:: What you have to do ::
Copy each line of the records that includes "title".

:: Material provided ::
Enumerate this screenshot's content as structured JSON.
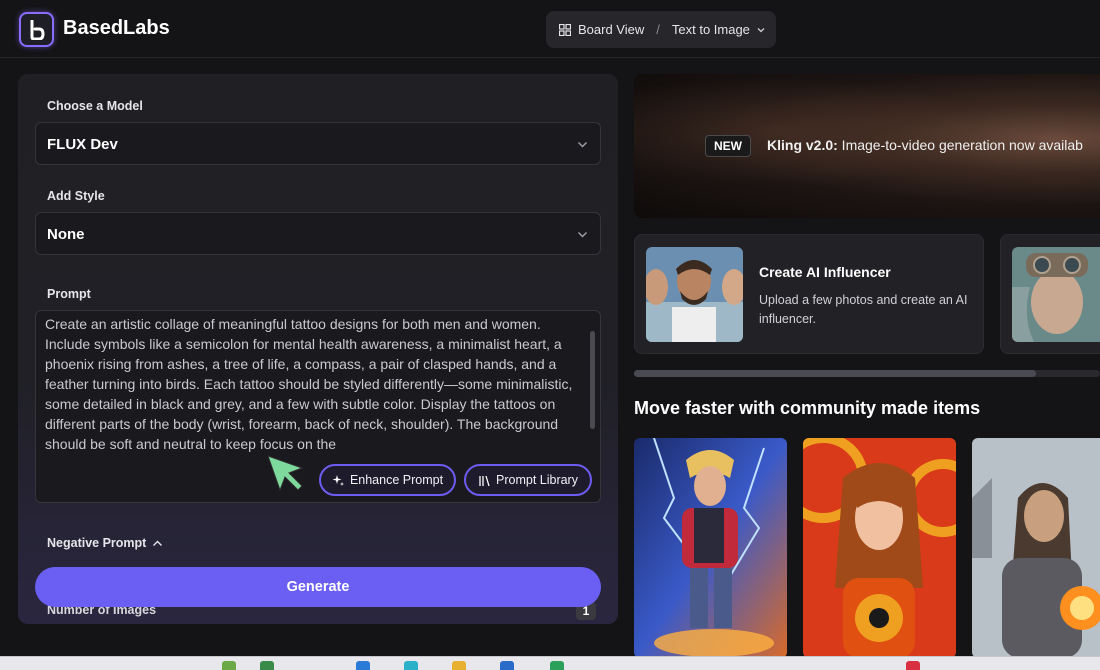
{
  "header": {
    "brand": "BasedLabs",
    "nav": {
      "board_view": "Board View",
      "separator": "/",
      "current": "Text to Image"
    }
  },
  "form": {
    "model_label": "Choose a Model",
    "model_value": "FLUX Dev",
    "style_label": "Add Style",
    "style_value": "None",
    "prompt_label": "Prompt",
    "prompt_value": "Create an artistic collage of meaningful tattoo designs for both men and women. Include symbols like a semicolon for mental health awareness, a minimalist heart, a phoenix rising from ashes, a tree of life, a compass, a pair of clasped hands, and a feather turning into birds. Each tattoo should be styled differently—some minimalistic, some detailed in black and grey, and a few with subtle color. Display the tattoos on different parts of the body (wrist, forearm, back of neck, shoulder). The background should be soft and neutral to keep focus on the",
    "enhance_label": "Enhance Prompt",
    "library_label": "Prompt Library",
    "negative_label": "Negative Prompt",
    "generate_label": "Generate",
    "num_images_label": "Number of Images",
    "num_images_value": "1"
  },
  "banner": {
    "badge": "NEW",
    "title": "Kling v2.0:",
    "text": " Image-to-video generation now availab"
  },
  "cards": [
    {
      "title": "Create AI Influencer",
      "description": "Upload a few photos and create an AI influencer."
    }
  ],
  "community": {
    "title": "Move faster with community made items"
  },
  "colors": {
    "accent": "#6a5ff2",
    "panel": "#202024",
    "background": "#141416"
  }
}
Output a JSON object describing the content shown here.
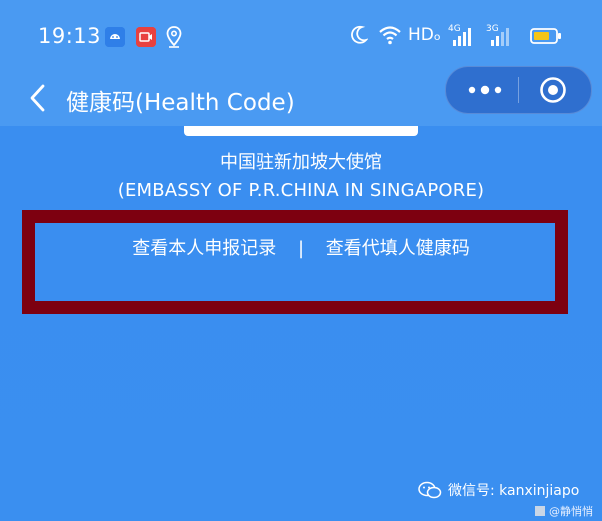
{
  "status_bar": {
    "time": "19:13",
    "hd_label": "HDₒ",
    "net_4g": "4G",
    "net_3g": "3G"
  },
  "nav": {
    "title": "健康码(Health Code)"
  },
  "org": {
    "name_cn": "中国驻新加坡大使馆",
    "name_en": "(EMBASSY OF P.R.CHINA IN SINGAPORE)"
  },
  "links": {
    "own_record": "查看本人申报记录",
    "separator": "|",
    "proxy_code": "查看代填人健康码"
  },
  "watermark": {
    "wechat": "微信号: kanxinjiapo",
    "author": "@静悄悄"
  },
  "colors": {
    "background": "#3b8ff0",
    "highlight_box": "#7d0010"
  }
}
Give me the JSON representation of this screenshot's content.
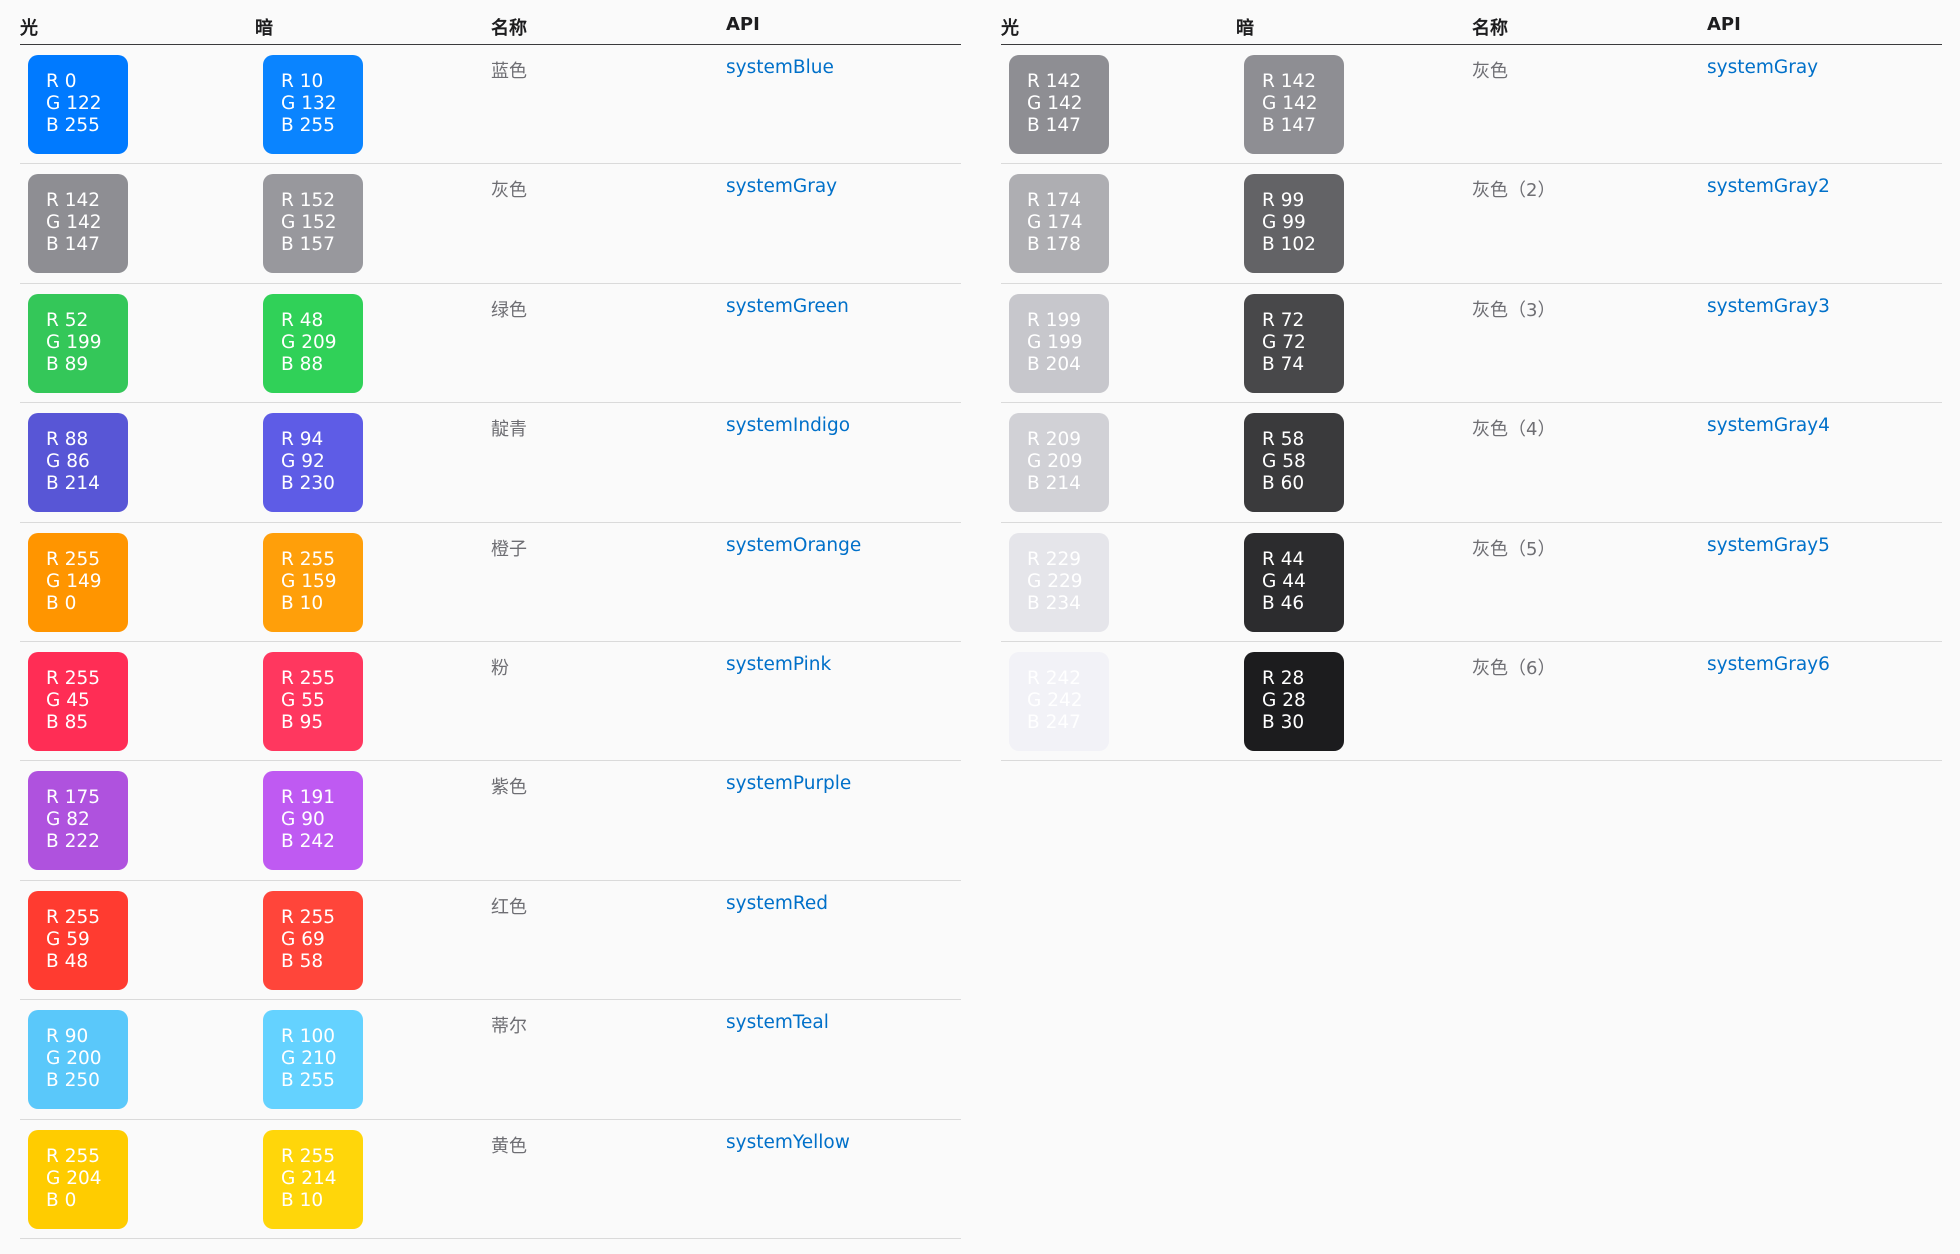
{
  "headers": {
    "light": "光",
    "dark": "暗",
    "name": "名称",
    "api": "API"
  },
  "left_rows": [
    {
      "name": "蓝色",
      "api": "systemBlue",
      "light": {
        "bg": "#007aff",
        "fg": "#ffffff",
        "r": "R 0",
        "g": "G 122",
        "b": "B 255"
      },
      "dark": {
        "bg": "#0a84ff",
        "fg": "#ffffff",
        "r": "R 10",
        "g": "G 132",
        "b": "B 255"
      }
    },
    {
      "name": "灰色",
      "api": "systemGray",
      "light": {
        "bg": "#8e8e93",
        "fg": "#ffffff",
        "r": "R 142",
        "g": "G 142",
        "b": "B 147"
      },
      "dark": {
        "bg": "#98989d",
        "fg": "#ffffff",
        "r": "R 152",
        "g": "G 152",
        "b": "B 157"
      }
    },
    {
      "name": "绿色",
      "api": "systemGreen",
      "light": {
        "bg": "#34c759",
        "fg": "#ffffff",
        "r": "R 52",
        "g": "G 199",
        "b": "B 89"
      },
      "dark": {
        "bg": "#30d158",
        "fg": "#ffffff",
        "r": "R 48",
        "g": "G 209",
        "b": "B 88"
      }
    },
    {
      "name": "靛青",
      "api": "systemIndigo",
      "light": {
        "bg": "#5856d6",
        "fg": "#ffffff",
        "r": "R 88",
        "g": "G 86",
        "b": "B 214"
      },
      "dark": {
        "bg": "#5e5ce6",
        "fg": "#ffffff",
        "r": "R 94",
        "g": "G 92",
        "b": "B 230"
      }
    },
    {
      "name": "橙子",
      "api": "systemOrange",
      "light": {
        "bg": "#ff9500",
        "fg": "#ffffff",
        "r": "R 255",
        "g": "G 149",
        "b": "B 0"
      },
      "dark": {
        "bg": "#ff9f0a",
        "fg": "#ffffff",
        "r": "R 255",
        "g": "G 159",
        "b": "B 10"
      }
    },
    {
      "name": "粉",
      "api": "systemPink",
      "light": {
        "bg": "#ff2d55",
        "fg": "#ffffff",
        "r": "R 255",
        "g": "G 45",
        "b": "B 85"
      },
      "dark": {
        "bg": "#ff375f",
        "fg": "#ffffff",
        "r": "R 255",
        "g": "G 55",
        "b": "B 95"
      }
    },
    {
      "name": "紫色",
      "api": "systemPurple",
      "light": {
        "bg": "#af52de",
        "fg": "#ffffff",
        "r": "R 175",
        "g": "G 82",
        "b": "B 222"
      },
      "dark": {
        "bg": "#bf5af2",
        "fg": "#ffffff",
        "r": "R 191",
        "g": "G 90",
        "b": "B 242"
      }
    },
    {
      "name": "红色",
      "api": "systemRed",
      "light": {
        "bg": "#ff3b30",
        "fg": "#ffffff",
        "r": "R 255",
        "g": "G 59",
        "b": "B 48"
      },
      "dark": {
        "bg": "#ff453a",
        "fg": "#ffffff",
        "r": "R 255",
        "g": "G 69",
        "b": "B 58"
      }
    },
    {
      "name": "蒂尔",
      "api": "systemTeal",
      "light": {
        "bg": "#5ac8fa",
        "fg": "#ffffff",
        "r": "R 90",
        "g": "G 200",
        "b": "B 250"
      },
      "dark": {
        "bg": "#64d2ff",
        "fg": "#ffffff",
        "r": "R 100",
        "g": "G 210",
        "b": "B 255"
      }
    },
    {
      "name": "黄色",
      "api": "systemYellow",
      "light": {
        "bg": "#ffcc00",
        "fg": "#ffffff",
        "r": "R 255",
        "g": "G 204",
        "b": "B 0"
      },
      "dark": {
        "bg": "#ffd60a",
        "fg": "#ffffff",
        "r": "R 255",
        "g": "G 214",
        "b": "B 10"
      }
    }
  ],
  "right_rows": [
    {
      "name": "灰色",
      "api": "systemGray",
      "light": {
        "bg": "#8e8e93",
        "fg": "#ffffff",
        "r": "R 142",
        "g": "G 142",
        "b": "B 147"
      },
      "dark": {
        "bg": "#8e8e93",
        "fg": "#ffffff",
        "r": "R 142",
        "g": "G 142",
        "b": "B 147"
      }
    },
    {
      "name": "灰色（2）",
      "api": "systemGray2",
      "light": {
        "bg": "#aeaeb2",
        "fg": "#ffffff",
        "r": "R 174",
        "g": "G 174",
        "b": "B 178"
      },
      "dark": {
        "bg": "#636366",
        "fg": "#ffffff",
        "r": "R 99",
        "g": "G 99",
        "b": "B 102"
      }
    },
    {
      "name": "灰色（3）",
      "api": "systemGray3",
      "light": {
        "bg": "#c7c7cc",
        "fg": "#ffffff",
        "r": "R 199",
        "g": "G 199",
        "b": "B 204"
      },
      "dark": {
        "bg": "#48484a",
        "fg": "#ffffff",
        "r": "R 72",
        "g": "G 72",
        "b": "B 74"
      }
    },
    {
      "name": "灰色（4）",
      "api": "systemGray4",
      "light": {
        "bg": "#d1d1d6",
        "fg": "#ffffff",
        "r": "R 209",
        "g": "G 209",
        "b": "B 214"
      },
      "dark": {
        "bg": "#3a3a3c",
        "fg": "#ffffff",
        "r": "R 58",
        "g": "G 58",
        "b": "B 60"
      }
    },
    {
      "name": "灰色（5）",
      "api": "systemGray5",
      "light": {
        "bg": "#e5e5ea",
        "fg": "#ffffff",
        "r": "R 229",
        "g": "G 229",
        "b": "B 234"
      },
      "dark": {
        "bg": "#2c2c2e",
        "fg": "#ffffff",
        "r": "R 44",
        "g": "G 44",
        "b": "B 46"
      }
    },
    {
      "name": "灰色（6）",
      "api": "systemGray6",
      "light": {
        "bg": "#f2f2f7",
        "fg": "#ffffff",
        "r": "R 242",
        "g": "G 242",
        "b": "B 247"
      },
      "dark": {
        "bg": "#1c1c1e",
        "fg": "#ffffff",
        "r": "R 28",
        "g": "G 28",
        "b": "B 30"
      }
    }
  ]
}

:: Problem solution ::
    "title": "Kling v2.0:",
      "title": "Create AI Influencer",
    "title": "Move faster with community made items"
    "title": "健康码(Health Code)"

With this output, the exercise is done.